  1. Spout angled down, so drips go into the TUB, not the WALL.
  2. Hot/cold water faucets that actually clamp shut all the way.
  3. A shower/tub flow selector which actually seals properly.

After determining this, I learned I'd need to actually take out the toilet too, as the water had also run underneath the toilet. For all I know, the toilet may have been a secondary source of leakage too. The wax seal was of course completely demolished during the process, but you expect that whenever you move a toilet. I ended up hauling it off to the California room. After that, while I used the shop-vac on the floor, moisture was coming up out of the plywood near the toilet as well. I'm going to hope that it was just trapped from the tub link, because the alternative isn't so pleasant.

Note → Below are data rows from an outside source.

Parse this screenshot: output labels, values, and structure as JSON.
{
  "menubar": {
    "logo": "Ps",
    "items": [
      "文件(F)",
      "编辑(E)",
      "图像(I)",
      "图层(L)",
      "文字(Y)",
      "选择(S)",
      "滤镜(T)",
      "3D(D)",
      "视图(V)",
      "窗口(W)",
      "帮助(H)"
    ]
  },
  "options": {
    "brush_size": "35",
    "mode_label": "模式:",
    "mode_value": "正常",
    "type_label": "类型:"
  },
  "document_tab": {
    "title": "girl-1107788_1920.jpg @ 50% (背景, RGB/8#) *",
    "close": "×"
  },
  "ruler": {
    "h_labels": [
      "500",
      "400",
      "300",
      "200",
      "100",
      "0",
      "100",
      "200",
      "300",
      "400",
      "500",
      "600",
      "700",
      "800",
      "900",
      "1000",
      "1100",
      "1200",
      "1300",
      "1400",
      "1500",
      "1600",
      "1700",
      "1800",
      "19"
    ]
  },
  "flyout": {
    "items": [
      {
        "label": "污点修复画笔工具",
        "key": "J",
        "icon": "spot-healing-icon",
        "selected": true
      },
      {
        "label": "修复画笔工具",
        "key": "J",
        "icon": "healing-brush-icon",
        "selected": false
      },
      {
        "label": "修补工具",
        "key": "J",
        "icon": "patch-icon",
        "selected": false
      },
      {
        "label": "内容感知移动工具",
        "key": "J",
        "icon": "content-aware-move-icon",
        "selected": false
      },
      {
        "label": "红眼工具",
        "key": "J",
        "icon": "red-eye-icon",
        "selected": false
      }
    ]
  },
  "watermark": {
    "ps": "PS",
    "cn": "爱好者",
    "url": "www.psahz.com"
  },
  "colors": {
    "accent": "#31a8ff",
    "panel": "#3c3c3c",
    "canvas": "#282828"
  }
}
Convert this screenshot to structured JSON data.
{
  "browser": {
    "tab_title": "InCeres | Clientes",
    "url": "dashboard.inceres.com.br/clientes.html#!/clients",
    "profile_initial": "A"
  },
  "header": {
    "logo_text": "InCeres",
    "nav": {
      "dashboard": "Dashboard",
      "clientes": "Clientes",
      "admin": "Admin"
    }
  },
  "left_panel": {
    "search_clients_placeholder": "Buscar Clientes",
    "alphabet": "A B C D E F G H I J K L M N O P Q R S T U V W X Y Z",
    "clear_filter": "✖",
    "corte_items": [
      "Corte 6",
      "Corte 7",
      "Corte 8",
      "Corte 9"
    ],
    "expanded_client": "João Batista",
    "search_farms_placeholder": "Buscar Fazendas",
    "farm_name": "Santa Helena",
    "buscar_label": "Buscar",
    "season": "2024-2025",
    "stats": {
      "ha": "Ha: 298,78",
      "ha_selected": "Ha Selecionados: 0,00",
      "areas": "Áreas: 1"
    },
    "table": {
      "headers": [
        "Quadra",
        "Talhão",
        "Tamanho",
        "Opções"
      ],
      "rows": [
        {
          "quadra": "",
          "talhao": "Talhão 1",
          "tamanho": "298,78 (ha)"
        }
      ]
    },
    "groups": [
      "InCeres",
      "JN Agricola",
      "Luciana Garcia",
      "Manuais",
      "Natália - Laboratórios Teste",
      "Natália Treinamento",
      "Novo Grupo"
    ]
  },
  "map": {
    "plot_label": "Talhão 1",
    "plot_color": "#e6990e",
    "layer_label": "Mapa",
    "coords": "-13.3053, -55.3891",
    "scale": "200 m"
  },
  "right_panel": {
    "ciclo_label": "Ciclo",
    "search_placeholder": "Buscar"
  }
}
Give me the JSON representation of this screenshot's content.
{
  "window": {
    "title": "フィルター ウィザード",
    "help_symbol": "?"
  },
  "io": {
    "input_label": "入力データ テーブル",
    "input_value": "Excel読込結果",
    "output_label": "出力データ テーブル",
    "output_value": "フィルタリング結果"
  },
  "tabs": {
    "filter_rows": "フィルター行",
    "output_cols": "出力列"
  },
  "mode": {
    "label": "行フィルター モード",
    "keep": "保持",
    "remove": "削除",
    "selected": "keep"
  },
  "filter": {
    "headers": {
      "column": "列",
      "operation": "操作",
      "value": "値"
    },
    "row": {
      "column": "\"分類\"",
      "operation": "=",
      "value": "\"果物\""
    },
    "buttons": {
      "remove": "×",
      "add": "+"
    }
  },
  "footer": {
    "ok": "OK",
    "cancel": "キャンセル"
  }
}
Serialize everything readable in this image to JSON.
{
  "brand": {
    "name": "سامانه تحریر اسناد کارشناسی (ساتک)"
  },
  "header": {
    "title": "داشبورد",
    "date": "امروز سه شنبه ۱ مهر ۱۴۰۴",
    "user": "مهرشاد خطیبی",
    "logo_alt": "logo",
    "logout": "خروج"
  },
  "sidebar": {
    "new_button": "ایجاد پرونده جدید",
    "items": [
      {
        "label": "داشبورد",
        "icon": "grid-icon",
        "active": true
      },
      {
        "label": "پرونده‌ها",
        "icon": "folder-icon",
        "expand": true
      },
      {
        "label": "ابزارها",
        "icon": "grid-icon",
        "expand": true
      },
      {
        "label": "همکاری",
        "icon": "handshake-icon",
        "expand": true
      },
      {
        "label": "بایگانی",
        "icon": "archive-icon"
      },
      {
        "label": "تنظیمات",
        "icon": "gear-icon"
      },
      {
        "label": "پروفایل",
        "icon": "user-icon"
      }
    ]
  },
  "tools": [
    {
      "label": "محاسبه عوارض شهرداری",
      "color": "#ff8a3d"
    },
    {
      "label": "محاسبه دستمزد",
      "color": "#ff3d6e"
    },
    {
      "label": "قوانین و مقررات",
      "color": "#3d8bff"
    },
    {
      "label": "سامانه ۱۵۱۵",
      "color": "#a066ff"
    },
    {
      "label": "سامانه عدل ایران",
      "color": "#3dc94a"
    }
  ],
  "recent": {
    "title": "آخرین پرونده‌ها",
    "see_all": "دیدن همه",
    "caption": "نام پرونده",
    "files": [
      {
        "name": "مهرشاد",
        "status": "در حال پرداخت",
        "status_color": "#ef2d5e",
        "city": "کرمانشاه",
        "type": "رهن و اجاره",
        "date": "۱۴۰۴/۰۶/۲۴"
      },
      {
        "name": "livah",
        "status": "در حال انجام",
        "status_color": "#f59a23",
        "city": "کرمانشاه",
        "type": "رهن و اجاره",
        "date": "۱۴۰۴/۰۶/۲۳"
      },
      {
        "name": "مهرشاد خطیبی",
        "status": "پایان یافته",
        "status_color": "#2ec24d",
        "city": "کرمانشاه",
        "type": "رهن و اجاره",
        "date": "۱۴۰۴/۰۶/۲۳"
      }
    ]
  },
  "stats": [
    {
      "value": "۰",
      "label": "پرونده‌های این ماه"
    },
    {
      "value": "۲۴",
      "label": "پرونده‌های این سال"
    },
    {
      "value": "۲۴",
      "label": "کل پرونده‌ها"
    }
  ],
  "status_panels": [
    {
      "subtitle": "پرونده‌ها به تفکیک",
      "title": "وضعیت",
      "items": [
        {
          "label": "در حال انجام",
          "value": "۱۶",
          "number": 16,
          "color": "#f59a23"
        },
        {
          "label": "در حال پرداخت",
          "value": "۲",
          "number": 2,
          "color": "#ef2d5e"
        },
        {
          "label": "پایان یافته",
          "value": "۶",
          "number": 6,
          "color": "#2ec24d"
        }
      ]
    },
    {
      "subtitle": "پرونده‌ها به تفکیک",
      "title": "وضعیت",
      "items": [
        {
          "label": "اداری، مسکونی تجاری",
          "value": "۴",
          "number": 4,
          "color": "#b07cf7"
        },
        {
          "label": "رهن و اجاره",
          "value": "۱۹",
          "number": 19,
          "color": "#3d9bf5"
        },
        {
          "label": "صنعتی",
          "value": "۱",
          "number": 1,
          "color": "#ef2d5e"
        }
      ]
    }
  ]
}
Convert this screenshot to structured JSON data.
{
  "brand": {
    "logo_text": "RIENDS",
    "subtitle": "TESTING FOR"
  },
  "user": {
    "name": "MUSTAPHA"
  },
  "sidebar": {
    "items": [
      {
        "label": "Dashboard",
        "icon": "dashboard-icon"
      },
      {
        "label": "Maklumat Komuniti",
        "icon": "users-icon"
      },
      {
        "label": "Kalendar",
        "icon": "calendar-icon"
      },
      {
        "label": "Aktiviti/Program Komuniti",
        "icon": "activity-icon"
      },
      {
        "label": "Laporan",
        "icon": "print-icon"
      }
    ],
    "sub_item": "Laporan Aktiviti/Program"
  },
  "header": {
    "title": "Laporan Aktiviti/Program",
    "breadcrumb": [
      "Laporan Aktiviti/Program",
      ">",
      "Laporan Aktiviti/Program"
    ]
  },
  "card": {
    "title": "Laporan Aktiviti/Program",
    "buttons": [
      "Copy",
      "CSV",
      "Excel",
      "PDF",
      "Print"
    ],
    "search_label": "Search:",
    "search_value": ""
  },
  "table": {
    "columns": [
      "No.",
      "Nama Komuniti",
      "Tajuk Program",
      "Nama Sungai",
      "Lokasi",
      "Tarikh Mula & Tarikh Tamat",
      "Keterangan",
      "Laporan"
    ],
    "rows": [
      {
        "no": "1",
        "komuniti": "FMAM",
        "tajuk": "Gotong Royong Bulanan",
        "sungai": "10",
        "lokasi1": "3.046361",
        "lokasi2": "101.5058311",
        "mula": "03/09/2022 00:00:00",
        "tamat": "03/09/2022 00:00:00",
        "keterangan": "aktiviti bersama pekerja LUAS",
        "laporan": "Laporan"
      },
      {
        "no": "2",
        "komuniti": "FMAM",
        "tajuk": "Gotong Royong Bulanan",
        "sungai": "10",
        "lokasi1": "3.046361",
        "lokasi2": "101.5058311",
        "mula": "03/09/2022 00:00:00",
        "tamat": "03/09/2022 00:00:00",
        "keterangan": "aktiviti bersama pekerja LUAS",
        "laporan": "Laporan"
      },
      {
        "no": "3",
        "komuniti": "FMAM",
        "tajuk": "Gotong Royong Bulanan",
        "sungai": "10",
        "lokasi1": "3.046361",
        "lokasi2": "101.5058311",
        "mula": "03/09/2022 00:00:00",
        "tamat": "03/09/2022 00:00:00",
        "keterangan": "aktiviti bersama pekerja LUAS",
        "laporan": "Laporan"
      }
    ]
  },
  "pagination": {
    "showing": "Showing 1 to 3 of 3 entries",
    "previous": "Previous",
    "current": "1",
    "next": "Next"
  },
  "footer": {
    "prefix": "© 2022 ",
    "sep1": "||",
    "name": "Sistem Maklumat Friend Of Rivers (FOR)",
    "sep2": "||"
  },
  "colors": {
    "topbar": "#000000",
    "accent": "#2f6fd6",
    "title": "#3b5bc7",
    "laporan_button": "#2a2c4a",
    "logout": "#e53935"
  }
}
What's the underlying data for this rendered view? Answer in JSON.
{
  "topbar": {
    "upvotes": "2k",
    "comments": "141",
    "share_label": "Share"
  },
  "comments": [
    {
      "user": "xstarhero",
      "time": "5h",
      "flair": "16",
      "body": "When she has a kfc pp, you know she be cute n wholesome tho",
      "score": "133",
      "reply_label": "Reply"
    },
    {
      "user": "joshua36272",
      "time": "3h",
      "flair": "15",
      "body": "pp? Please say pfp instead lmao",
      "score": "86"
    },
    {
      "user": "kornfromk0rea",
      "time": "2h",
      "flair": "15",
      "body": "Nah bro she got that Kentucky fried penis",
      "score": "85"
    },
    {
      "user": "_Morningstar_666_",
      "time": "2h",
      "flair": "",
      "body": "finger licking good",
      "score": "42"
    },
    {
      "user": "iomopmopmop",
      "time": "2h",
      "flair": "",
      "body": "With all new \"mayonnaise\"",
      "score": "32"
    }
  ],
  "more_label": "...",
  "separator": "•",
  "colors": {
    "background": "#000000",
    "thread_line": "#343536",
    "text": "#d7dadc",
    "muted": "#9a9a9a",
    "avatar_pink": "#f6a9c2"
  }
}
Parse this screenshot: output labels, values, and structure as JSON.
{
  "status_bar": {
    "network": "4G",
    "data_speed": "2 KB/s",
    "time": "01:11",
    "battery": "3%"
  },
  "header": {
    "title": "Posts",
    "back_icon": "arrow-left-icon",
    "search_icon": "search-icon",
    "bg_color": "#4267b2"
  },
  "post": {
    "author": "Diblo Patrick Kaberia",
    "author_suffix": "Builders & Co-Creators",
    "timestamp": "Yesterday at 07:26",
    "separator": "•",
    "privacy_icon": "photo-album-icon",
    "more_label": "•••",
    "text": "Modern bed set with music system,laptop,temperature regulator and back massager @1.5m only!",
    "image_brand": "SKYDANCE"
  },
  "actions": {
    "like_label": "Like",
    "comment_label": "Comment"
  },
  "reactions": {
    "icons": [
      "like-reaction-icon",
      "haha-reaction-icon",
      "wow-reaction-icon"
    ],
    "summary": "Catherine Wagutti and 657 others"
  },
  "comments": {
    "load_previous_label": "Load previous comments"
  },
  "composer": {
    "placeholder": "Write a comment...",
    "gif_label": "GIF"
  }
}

At any rate, my replacement water controls will also be secured to the board which was actually positioned behind it, which actual holes were drilled in to provide support for. Logic would indicate that, when you've actually set up a board for such a thing, that you would also use a loop or something to make sure it actually STAYS attached to the board. Ever since I bought the place, if you pushed slightly on the faucet or tub spout, the entire pipe assembly rocked backwards because it wasn't secured at all. I intend to correct that deficiency.

I've also taken Thursday off, for the purpose of finishing off the bathroom repairs. I expect that by Thursday evening, the pipe work will be done, there'll be new faucets and a new bathtub spout, probably a new shower head too, and the aforementioned 'hatch' will be set up. However, the reinstallation of the toilet and resurfacing the floor will wait until the floor has actually finished drying out. Yes, I know Mom. I should probably buy stock in the company that makes damp-rid. You know, water just has not been my friend this year.

To cap it all off, tonight has ended on a good note. I just learned that, back on the 4th of February, I sold my first two Shutterstock downloads. That means I've made a whole $0.40 so far. Hey, you may laugh, but it's precisely 40 cents more than I've ever made as a photographer before in my life. Come to think of it, it's $0.40 more than most people make on photography in their lives. The two 'winning photos' were actually windmill shots from Aunt Merle's farm. One close up and one distant shot. I thought the pelican photos were better, but that's just my opinion.